Having established his party as the dominant political force in India, Prime Minister Narendra Modi has an opportunity to pivot and return to the path of dialogue with Pakistan. Modi also now has the benefit of greater experience – the unexpected return to dialogue and the unveiling of the so-called comprehensive dialogue process with additional baskets in late 2015 was a commendable effort, but was not adequately militancy-proofed. The subsequent Pathankot attack caused a rupture where more experienced and committed dialogue partners may have found a way to sustain the process.

Almost a year and a half later, with Pakistan having taken a few steps against India-centric militant groups and large-scale counter-terrorism operations under way across the country, the dialogue process can be restarted in a more conducive environment.

This article first appeared on Dawn.

We welcome your comments at letters@scroll.in.
Sponsored Content BY 

Children's Day is not for children alone

It’s also a time for adults to revisit their childhood.

Most adults look at childhood wistfully, as a time when the biggest worry was a scraped knee, every adult was a source of chocolate and every fight lasted only till the next playtime. Since time immemorial, children seem to have nailed the art of being joyful, and adults can learn a thing or two about stress-free living from them. Now it’s that time of the year again when children are celebrated for...simply being children, and let it serve as a timely reminder for adults to board that imaginary time machine and revisit their childhood. If you’re unable to unbuckle yourself from your adult seat, here is some inspiration.

Start small, by doodling at the back page of your to-do diary as a throwback to that ancient school tradition. If you’re more confident, you could even start your own comic strip featuring people in your lives. You can caricaturise them or attribute them animal personalities for the sake of humour. Stuck in a boring meeting? Draw your boss with mouse ears or your coffee with radioactive powers. Just make sure you give your colleagues aliases.

Pull a prank, those not resulting in revenue losses of course.

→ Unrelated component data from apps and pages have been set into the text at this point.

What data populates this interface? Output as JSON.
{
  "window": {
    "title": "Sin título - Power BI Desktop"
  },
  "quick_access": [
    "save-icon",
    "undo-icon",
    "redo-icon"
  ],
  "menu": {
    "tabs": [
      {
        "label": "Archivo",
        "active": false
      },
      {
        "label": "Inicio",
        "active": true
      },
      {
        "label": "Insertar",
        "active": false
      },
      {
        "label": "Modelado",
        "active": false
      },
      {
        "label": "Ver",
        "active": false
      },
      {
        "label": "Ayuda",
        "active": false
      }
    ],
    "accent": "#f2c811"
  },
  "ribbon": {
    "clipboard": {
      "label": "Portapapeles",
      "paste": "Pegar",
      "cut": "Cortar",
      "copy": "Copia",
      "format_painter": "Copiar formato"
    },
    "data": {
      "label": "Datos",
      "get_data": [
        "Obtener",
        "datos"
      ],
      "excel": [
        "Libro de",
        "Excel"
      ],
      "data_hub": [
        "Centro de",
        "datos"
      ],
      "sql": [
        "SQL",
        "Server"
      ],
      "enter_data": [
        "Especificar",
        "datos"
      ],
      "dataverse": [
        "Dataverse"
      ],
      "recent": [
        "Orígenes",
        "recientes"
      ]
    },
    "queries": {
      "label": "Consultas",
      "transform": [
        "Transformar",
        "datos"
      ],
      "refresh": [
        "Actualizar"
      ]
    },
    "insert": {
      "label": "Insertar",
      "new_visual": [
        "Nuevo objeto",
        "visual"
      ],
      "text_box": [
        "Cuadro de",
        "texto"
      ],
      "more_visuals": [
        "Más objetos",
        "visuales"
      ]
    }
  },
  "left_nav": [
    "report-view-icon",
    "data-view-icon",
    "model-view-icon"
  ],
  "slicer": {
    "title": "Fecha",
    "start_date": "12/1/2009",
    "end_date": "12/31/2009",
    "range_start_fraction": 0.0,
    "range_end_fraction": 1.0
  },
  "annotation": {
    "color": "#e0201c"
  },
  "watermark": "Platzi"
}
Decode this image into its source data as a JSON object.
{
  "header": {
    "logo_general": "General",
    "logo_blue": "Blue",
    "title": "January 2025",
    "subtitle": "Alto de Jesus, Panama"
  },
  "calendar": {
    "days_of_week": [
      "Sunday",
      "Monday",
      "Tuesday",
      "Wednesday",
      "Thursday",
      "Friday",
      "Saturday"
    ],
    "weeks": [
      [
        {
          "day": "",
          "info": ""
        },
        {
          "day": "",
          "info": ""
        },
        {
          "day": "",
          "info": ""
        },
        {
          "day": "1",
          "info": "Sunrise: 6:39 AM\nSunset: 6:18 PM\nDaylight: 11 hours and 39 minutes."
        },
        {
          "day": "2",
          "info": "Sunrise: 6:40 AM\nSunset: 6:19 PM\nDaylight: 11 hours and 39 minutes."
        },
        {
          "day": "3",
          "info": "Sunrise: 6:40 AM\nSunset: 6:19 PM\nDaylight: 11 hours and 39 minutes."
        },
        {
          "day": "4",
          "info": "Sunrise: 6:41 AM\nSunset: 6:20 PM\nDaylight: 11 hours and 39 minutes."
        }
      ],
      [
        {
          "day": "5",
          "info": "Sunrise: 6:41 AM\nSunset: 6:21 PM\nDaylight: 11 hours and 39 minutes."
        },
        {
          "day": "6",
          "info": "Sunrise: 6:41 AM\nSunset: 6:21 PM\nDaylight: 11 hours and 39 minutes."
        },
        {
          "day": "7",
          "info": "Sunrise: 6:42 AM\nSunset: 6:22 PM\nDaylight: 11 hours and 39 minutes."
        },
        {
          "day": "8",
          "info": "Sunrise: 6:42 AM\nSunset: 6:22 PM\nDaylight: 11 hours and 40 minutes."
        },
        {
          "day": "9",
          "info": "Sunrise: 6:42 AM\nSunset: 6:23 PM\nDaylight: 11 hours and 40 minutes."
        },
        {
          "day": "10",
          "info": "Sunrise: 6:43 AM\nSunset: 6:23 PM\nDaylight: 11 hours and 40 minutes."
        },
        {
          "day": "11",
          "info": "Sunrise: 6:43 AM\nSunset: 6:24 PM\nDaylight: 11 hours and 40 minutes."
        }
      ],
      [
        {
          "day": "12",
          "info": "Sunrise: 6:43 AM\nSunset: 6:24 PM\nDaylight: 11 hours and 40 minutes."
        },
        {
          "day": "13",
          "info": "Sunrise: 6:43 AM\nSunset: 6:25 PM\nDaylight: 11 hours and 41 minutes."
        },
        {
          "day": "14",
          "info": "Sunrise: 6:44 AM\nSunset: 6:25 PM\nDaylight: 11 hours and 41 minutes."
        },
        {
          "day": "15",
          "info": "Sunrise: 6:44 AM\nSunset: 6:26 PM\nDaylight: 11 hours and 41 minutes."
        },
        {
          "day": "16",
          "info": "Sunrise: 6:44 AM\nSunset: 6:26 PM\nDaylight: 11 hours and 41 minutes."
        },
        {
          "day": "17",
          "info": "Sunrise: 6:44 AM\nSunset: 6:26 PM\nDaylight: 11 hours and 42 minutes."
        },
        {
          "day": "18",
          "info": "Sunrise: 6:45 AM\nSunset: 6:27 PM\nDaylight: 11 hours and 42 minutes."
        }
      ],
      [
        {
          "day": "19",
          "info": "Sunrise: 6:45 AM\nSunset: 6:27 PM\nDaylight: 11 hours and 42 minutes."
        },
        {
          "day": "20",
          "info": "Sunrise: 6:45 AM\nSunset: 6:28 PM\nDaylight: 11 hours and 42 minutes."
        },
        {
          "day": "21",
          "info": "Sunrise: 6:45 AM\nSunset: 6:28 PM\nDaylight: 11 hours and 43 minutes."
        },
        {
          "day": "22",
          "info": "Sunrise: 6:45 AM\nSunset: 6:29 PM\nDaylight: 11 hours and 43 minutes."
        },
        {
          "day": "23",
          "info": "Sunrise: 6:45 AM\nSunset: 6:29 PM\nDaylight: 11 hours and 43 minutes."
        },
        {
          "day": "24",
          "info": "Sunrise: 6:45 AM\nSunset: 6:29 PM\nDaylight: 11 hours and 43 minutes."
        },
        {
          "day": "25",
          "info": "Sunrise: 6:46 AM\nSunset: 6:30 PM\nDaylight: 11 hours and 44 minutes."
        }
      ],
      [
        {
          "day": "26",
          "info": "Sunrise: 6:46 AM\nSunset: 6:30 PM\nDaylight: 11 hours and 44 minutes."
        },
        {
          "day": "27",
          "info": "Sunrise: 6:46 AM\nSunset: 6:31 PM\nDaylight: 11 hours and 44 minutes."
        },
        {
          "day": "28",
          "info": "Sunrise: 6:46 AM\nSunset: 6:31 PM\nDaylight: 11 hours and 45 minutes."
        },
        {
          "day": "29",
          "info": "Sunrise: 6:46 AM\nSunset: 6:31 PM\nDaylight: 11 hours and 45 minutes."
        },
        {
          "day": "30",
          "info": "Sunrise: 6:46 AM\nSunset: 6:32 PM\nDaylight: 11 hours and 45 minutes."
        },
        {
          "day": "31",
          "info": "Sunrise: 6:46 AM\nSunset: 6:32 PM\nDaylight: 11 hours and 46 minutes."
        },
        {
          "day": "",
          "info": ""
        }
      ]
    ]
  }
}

Prank calls, creeping up behind someone…pull them out from your memory and watch as everyone has a good laugh. Dress up a little quirky for work. It’s time you tried those colourful ties, or tastefully mismatched socks. Dress as your favourite cartoon characters someday – it’s as easy as choosing a ponytail-style, drawing a scar on your forehead or converting a bath towel into a cape. Even dinner can be full of childish fun. No, you don’t have to eat spinach if you don’t like it. Use the available cutlery and bust out your favourite tunes. Spoons and forks are good enough for any beat and for the rest, count on your voice to belt out any pitch. Better yet, stream the classic cartoons of your childhood instead of binge watching drama or news; they seem even funnier as an adult. If you prefer reading before bedtime, do a reread of your favourite childhood book(s). You’ll be surprised by their timeless wisdom.

A regular day has scope for childhood indulgences in every nook and cranny. While walking down a lane, challenge your friend to a non-stop game of hopscotch till the end of the tiled footpath. If you’re of a petite frame, insist on a ride in the trolley as you about picking items in the supermarket. Challenge your fellow gym goers and trainers to a hula hoop routine, and beat ‘em to it!

Children have an incredible ability to be completely immersed in the moment during play, and acting like one benefits adults too. Just count the moments of precious laughter you will have added to your day in the process. So, take time to indulge yourself and celebrate life with child-like abandon, as the video below shows.

Play

This article was produced by the Scroll marketing team on behalf of SBI Life and not by the Scroll editorial team.